Dashami marks the farewell which starts with Darpan Visarjan – to see Maa Durga in the mirror which is the actual Visarjan(immersion of idol in mirror before doing in the water body). Thereby married women put Sindoor or vemillion on the forehead and feet of Maa Durga and offer her sweets. Married women play with Sindoor with other married women and apply it on their face and Sakha Pola(a bangle worn by married bengali women as a symbol of happy and long marital life). Mostly the women wear traditional Bengali sarees and once done they dance in groups with the Dhak, a traditional drum.
Do you know why Bengali women play with Sindoor?
Sindoor signifies married life is worn by married Hindu women across India. On Dashami Sindoor is applied by married women on Maa Durga’s forehead and feet.

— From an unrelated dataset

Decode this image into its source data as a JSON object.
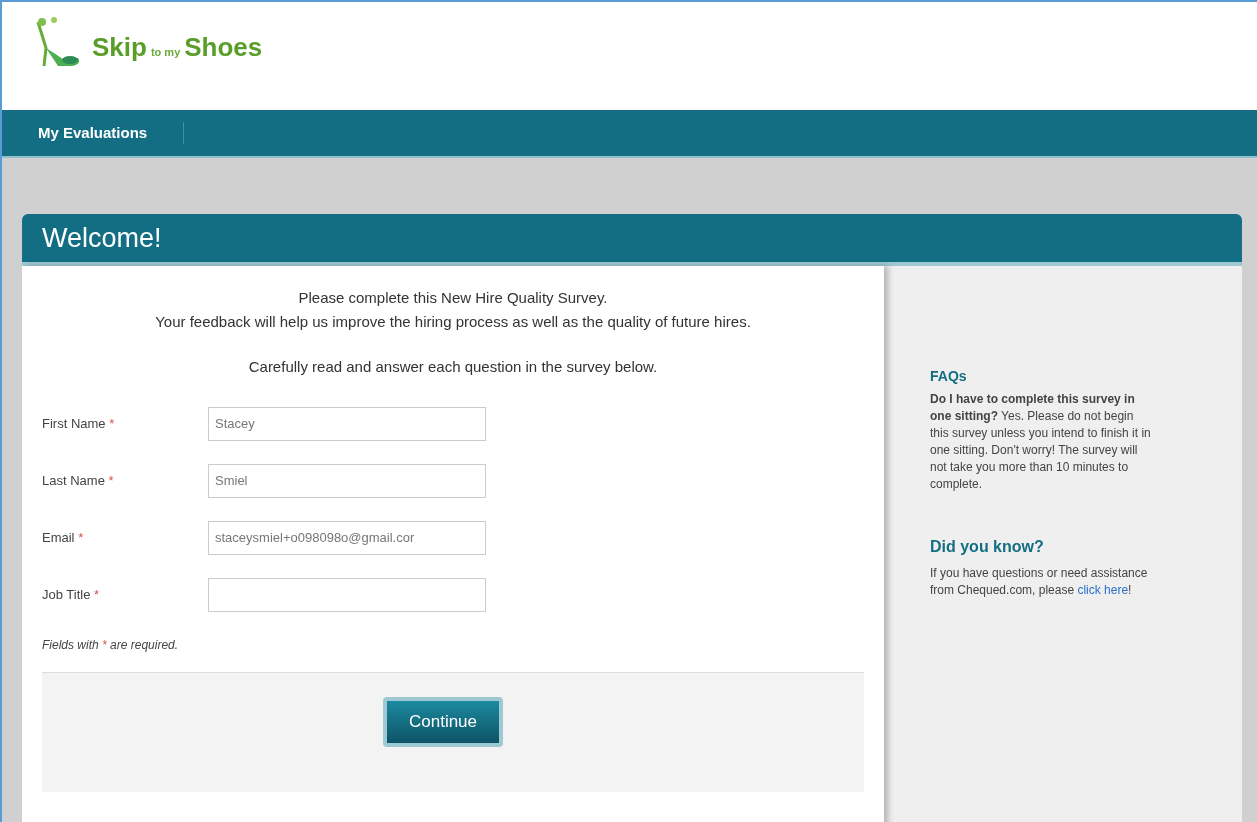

After offering Sindoor to Maa Durga the women start smearing it on all other married women around and play with it to signify that Maa’s blessgins remaing with them and they have a long and happy marital life.
After the Sindoor Khela play, the idol of all the goddess are taken out in a procession and the devotees would take them dancing to the tune of Dhak and rejoicing to a near by water body where the idols are immersed.
It is a mixed feeling as it is filled with lots of fun, and as Maa departs it also brings tears to the eyes this is why people chant that Next year Maa will come again and we will celebrate bigger.
Lots of words, now let the photographs explain it in an easier way, Hope you will enjoy them as much as I did clicking them.
Offering sweets and Sindoor to Maa Durga
Playing with Sindoor with other married womans
Asche Bochar Abar Hobe …. Next year we will repeat the magic and celebrations again.
Have a good day and stay blessed and May Maa protect you from all odds.